*WORK REQUEST*:
Each entry below should be restated word for word, without any picture it contains.

*INPUT FOR THIS TASK*:

[Start of section]

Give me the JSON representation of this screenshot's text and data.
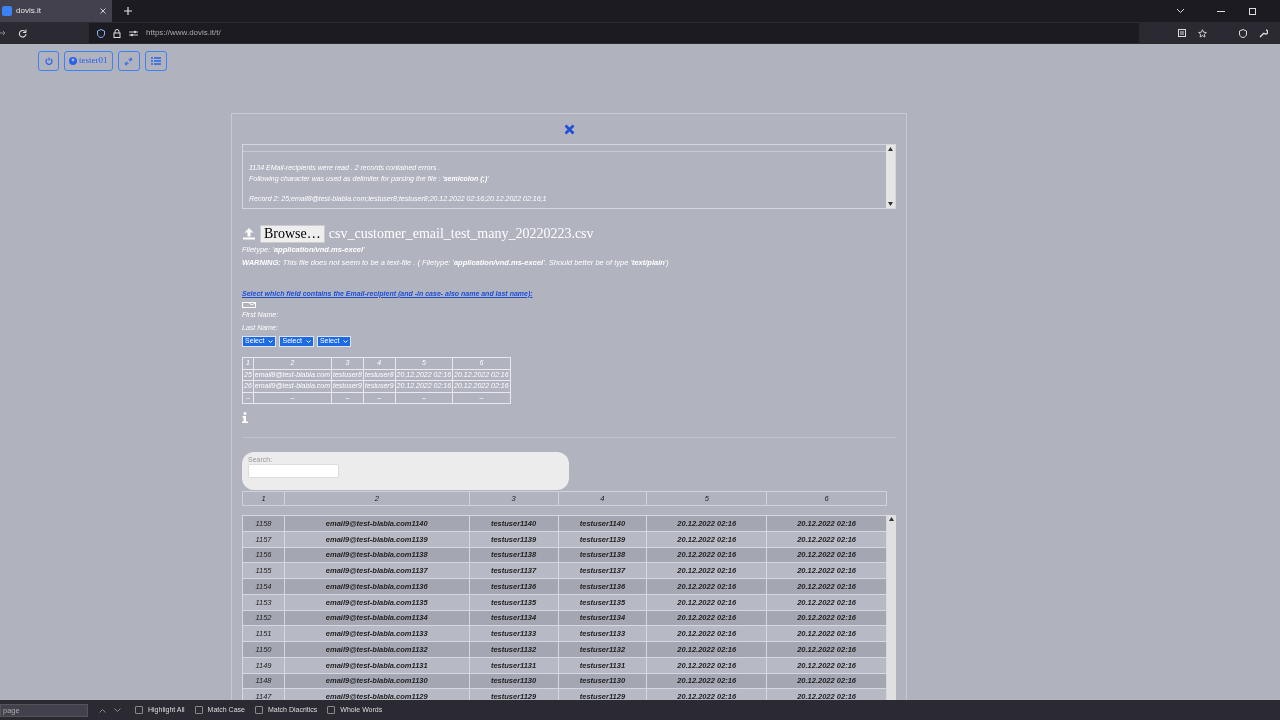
{
  "browser": {
    "tab_title": "dovis.it",
    "url": "https://www.dovis.it/t/"
  },
  "toolbar": {
    "user": "tester01"
  },
  "log": {
    "summary": [
      "1134 EMail-recipients were read . 2 records contained errors .",
      "Following character was used as delimiter for parsing the file : '**semicolon (;)**'"
    ],
    "records": [
      "Record 2: 25;email8@test-blabla.com;testuser8;testuser8;20.12.2022 02:16;20.12.2022 02:16;1"
    ]
  },
  "upload": {
    "button": "Browse…",
    "file_name": "csv_customer_email_test_many_20220223.csv",
    "filetype": "Filetype: '**application/vnd.ms-excel**'",
    "warning": "**WARNING:** This file does not seem to be a text-file . ( Filetype: '**application/vnd.ms-excel**'. Should better be of type '**text/plain**')"
  },
  "mapping": {
    "prompt": "Select which field contains the Email-recipient (and -in case- also name and last name):",
    "labels": [
      "First Name:",
      "Last Name:"
    ],
    "selects": [
      "Select",
      "Select",
      "Select"
    ]
  },
  "preview": {
    "columns": [
      "1",
      "2",
      "3",
      "4",
      "5",
      "6"
    ],
    "rows": [
      [
        "25",
        "email8@test-blabla.com",
        "testuser8",
        "testuser8",
        "20.12.2022 02:16",
        "20.12.2022 02:16"
      ],
      [
        "26",
        "email9@test-blabla.com",
        "testuser9",
        "testuser9",
        "20.12.2022 02:16",
        "20.12.2022 02:16"
      ],
      [
        "–",
        "–",
        "–",
        "–",
        "–",
        "–"
      ]
    ]
  },
  "search": {
    "label": "Search:"
  },
  "table": {
    "columns": [
      "1",
      "2",
      "3",
      "4",
      "5",
      "6"
    ],
    "rows": [
      [
        "1158",
        "email9@test-blabla.com1140",
        "testuser1140",
        "testuser1140",
        "20.12.2022 02:16",
        "20.12.2022 02:16"
      ],
      [
        "1157",
        "email9@test-blabla.com1139",
        "testuser1139",
        "testuser1139",
        "20.12.2022 02:16",
        "20.12.2022 02:16"
      ],
      [
        "1156",
        "email9@test-blabla.com1138",
        "testuser1138",
        "testuser1138",
        "20.12.2022 02:16",
        "20.12.2022 02:16"
      ],
      [
        "1155",
        "email9@test-blabla.com1137",
        "testuser1137",
        "testuser1137",
        "20.12.2022 02:16",
        "20.12.2022 02:16"
      ],
      [
        "1154",
        "email9@test-blabla.com1136",
        "testuser1136",
        "testuser1136",
        "20.12.2022 02:16",
        "20.12.2022 02:16"
      ],
      [
        "1153",
        "email9@test-blabla.com1135",
        "testuser1135",
        "testuser1135",
        "20.12.2022 02:16",
        "20.12.2022 02:16"
      ],
      [
        "1152",
        "email9@test-blabla.com1134",
        "testuser1134",
        "testuser1134",
        "20.12.2022 02:16",
        "20.12.2022 02:16"
      ],
      [
        "1151",
        "email9@test-blabla.com1133",
        "testuser1133",
        "testuser1133",
        "20.12.2022 02:16",
        "20.12.2022 02:16"
      ],
      [
        "1150",
        "email9@test-blabla.com1132",
        "testuser1132",
        "testuser1132",
        "20.12.2022 02:16",
        "20.12.2022 02:16"
      ],
      [
        "1149",
        "email9@test-blabla.com1131",
        "testuser1131",
        "testuser1131",
        "20.12.2022 02:16",
        "20.12.2022 02:16"
      ],
      [
        "1148",
        "email9@test-blabla.com1130",
        "testuser1130",
        "testuser1130",
        "20.12.2022 02:16",
        "20.12.2022 02:16"
      ],
      [
        "1147",
        "email9@test-blabla.com1129",
        "testuser1129",
        "testuser1129",
        "20.12.2022 02:16",
        "20.12.2022 02:16"
      ]
    ]
  },
  "find_bar": {
    "placeholder": "page",
    "options": [
      {
        "label": "Highlight All",
        "checked": false
      },
      {
        "label": "Match Case",
        "checked": false
      },
      {
        "label": "Match Diacritics",
        "checked": false
      },
      {
        "label": "Whole Words",
        "checked": false
      }
    ]
  }
}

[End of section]

*FINISHED EXERCISE*:
Give me the JSON representation of this screenshot's text and data.
{
  "browser": {
    "tab_title": "dovis.it",
    "url": "https://www.dovis.it/t/"
  },
  "toolbar": {
    "user": "tester01"
  },
  "log": {
    "summary": [
      "1134 EMail-recipients were read . 2 records contained errors .",
      "Following character was used as delimiter for parsing the file : '**semicolon (;)**'"
    ],
    "records": [
      "Record 2: 25;email8@test-blabla.com;testuser8;testuser8;20.12.2022 02:16;20.12.2022 02:16;1"
    ]
  },
  "upload": {
    "button": "Browse…",
    "file_name": "csv_customer_email_test_many_20220223.csv",
    "filetype": "Filetype: '**application/vnd.ms-excel**'",
    "warning": "**WARNING:** This file does not seem to be a text-file . ( Filetype: '**application/vnd.ms-excel**'. Should better be of type '**text/plain**')"
  },
  "mapping": {
    "prompt": "Select which field contains the Email-recipient (and -in case- also name and last name):",
    "labels": [
      "First Name:",
      "Last Name:"
    ],
    "selects": [
      "Select",
      "Select",
      "Select"
    ]
  },
  "preview": {
    "columns": [
      "1",
      "2",
      "3",
      "4",
      "5",
      "6"
    ],
    "rows": [
      [
        "25",
        "email8@test-blabla.com",
        "testuser8",
        "testuser8",
        "20.12.2022 02:16",
        "20.12.2022 02:16"
      ],
      [
        "26",
        "email9@test-blabla.com",
        "testuser9",
        "testuser9",
        "20.12.2022 02:16",
        "20.12.2022 02:16"
      ],
      [
        "–",
        "–",
        "–",
        "–",
        "–",
        "–"
      ]
    ]
  },
  "search": {
    "label": "Search:"
  },
  "table": {
    "columns": [
      "1",
      "2",
      "3",
      "4",
      "5",
      "6"
    ],
    "rows": [
      [
        "1158",
        "email9@test-blabla.com1140",
        "testuser1140",
        "testuser1140",
        "20.12.2022 02:16",
        "20.12.2022 02:16"
      ],
      [
        "1157",
        "email9@test-blabla.com1139",
        "testuser1139",
        "testuser1139",
        "20.12.2022 02:16",
        "20.12.2022 02:16"
      ],
      [
        "1156",
        "email9@test-blabla.com1138",
        "testuser1138",
        "testuser1138",
        "20.12.2022 02:16",
        "20.12.2022 02:16"
      ],
      [
        "1155",
        "email9@test-blabla.com1137",
        "testuser1137",
        "testuser1137",
        "20.12.2022 02:16",
        "20.12.2022 02:16"
      ],
      [
        "1154",
        "email9@test-blabla.com1136",
        "testuser1136",
        "testuser1136",
        "20.12.2022 02:16",
        "20.12.2022 02:16"
      ],
      [
        "1153",
        "email9@test-blabla.com1135",
        "testuser1135",
        "testuser1135",
        "20.12.2022 02:16",
        "20.12.2022 02:16"
      ],
      [
        "1152",
        "email9@test-blabla.com1134",
        "testuser1134",
        "testuser1134",
        "20.12.2022 02:16",
        "20.12.2022 02:16"
      ],
      [
        "1151",
        "email9@test-blabla.com1133",
        "testuser1133",
        "testuser1133",
        "20.12.2022 02:16",
        "20.12.2022 02:16"
      ],
      [
        "1150",
        "email9@test-blabla.com1132",
        "testuser1132",
        "testuser1132",
        "20.12.2022 02:16",
        "20.12.2022 02:16"
      ],
      [
        "1149",
        "email9@test-blabla.com1131",
        "testuser1131",
        "testuser1131",
        "20.12.2022 02:16",
        "20.12.2022 02:16"
      ],
      [
        "1148",
        "email9@test-blabla.com1130",
        "testuser1130",
        "testuser1130",
        "20.12.2022 02:16",
        "20.12.2022 02:16"
      ],
      [
        "1147",
        "email9@test-blabla.com1129",
        "testuser1129",
        "testuser1129",
        "20.12.2022 02:16",
        "20.12.2022 02:16"
      ]
    ]
  },
  "find_bar": {
    "placeholder": "page",
    "options": [
      {
        "label": "Highlight All",
        "checked": false
      },
      {
        "label": "Match Case",
        "checked": false
      },
      {
        "label": "Match Diacritics",
        "checked": false
      },
      {
        "label": "Whole Words",
        "checked": false
      }
    ]
  }
}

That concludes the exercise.